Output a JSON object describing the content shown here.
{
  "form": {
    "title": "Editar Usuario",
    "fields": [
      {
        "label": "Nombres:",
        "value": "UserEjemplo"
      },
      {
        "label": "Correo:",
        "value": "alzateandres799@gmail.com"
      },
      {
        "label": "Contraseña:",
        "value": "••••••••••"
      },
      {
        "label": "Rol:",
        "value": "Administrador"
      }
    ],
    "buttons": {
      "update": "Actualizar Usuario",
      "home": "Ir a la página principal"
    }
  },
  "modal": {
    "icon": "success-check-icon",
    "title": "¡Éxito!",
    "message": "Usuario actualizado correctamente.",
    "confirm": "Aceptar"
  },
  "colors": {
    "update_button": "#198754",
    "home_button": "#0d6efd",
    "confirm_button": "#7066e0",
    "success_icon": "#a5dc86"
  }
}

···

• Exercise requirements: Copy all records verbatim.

• Your solution:
Output a JSON object describing the content shown here.
{
  "form": {
    "title": "Editar Usuario",
    "fields": [
      {
        "label": "Nombres:",
        "value": "UserEjemplo"
      },
      {
        "label": "Correo:",
        "value": "alzateandres799@gmail.com"
      },
      {
        "label": "Contraseña:",
        "value": "••••••••••"
      },
      {
        "label": "Rol:",
        "value": "Administrador"
      }
    ],
    "buttons": {
      "update": "Actualizar Usuario",
      "home": "Ir a la página principal"
    }
  },
  "modal": {
    "icon": "success-check-icon",
    "title": "¡Éxito!",
    "message": "Usuario actualizado correctamente.",
    "confirm": "Aceptar"
  },
  "colors": {
    "update_button": "#198754",
    "home_button": "#0d6efd",
    "confirm_button": "#7066e0",
    "success_icon": "#a5dc86"
  }
}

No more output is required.